Excerpted data:
--- --- ---

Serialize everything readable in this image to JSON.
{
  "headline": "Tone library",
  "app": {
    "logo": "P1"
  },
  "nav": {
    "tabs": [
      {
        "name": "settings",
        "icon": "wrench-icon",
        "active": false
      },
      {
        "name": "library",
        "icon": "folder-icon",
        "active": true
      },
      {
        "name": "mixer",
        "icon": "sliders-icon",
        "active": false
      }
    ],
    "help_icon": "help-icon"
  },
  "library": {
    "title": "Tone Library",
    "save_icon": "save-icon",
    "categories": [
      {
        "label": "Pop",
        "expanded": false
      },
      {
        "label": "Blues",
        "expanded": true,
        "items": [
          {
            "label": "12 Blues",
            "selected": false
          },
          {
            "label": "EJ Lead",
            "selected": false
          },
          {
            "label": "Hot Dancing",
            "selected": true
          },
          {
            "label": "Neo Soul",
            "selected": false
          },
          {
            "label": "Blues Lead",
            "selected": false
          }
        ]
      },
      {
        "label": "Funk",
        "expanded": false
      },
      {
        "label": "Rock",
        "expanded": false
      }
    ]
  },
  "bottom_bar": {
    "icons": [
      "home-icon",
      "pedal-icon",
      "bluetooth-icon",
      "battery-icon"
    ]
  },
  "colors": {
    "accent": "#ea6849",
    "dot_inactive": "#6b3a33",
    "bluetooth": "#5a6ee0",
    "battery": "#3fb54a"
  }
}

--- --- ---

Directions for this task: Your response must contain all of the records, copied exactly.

Task answer:
Serialize everything readable in this image to JSON.
{
  "headline": "Tone library",
  "app": {
    "logo": "P1"
  },
  "nav": {
    "tabs": [
      {
        "name": "settings",
        "icon": "wrench-icon",
        "active": false
      },
      {
        "name": "library",
        "icon": "folder-icon",
        "active": true
      },
      {
        "name": "mixer",
        "icon": "sliders-icon",
        "active": false
      }
    ],
    "help_icon": "help-icon"
  },
  "library": {
    "title": "Tone Library",
    "save_icon": "save-icon",
    "categories": [
      {
        "label": "Pop",
        "expanded": false
      },
      {
        "label": "Blues",
        "expanded": true,
        "items": [
          {
            "label": "12 Blues",
            "selected": false
          },
          {
            "label": "EJ Lead",
            "selected": false
          },
          {
            "label": "Hot Dancing",
            "selected": true
          },
          {
            "label": "Neo Soul",
            "selected": false
          },
          {
            "label": "Blues Lead",
            "selected": false
          }
        ]
      },
      {
        "label": "Funk",
        "expanded": false
      },
      {
        "label": "Rock",
        "expanded": false
      }
    ]
  },
  "bottom_bar": {
    "icons": [
      "home-icon",
      "pedal-icon",
      "bluetooth-icon",
      "battery-icon"
    ]
  },
  "colors": {
    "accent": "#ea6849",
    "dot_inactive": "#6b3a33",
    "bluetooth": "#5a6ee0",
    "battery": "#3fb54a"
  }
}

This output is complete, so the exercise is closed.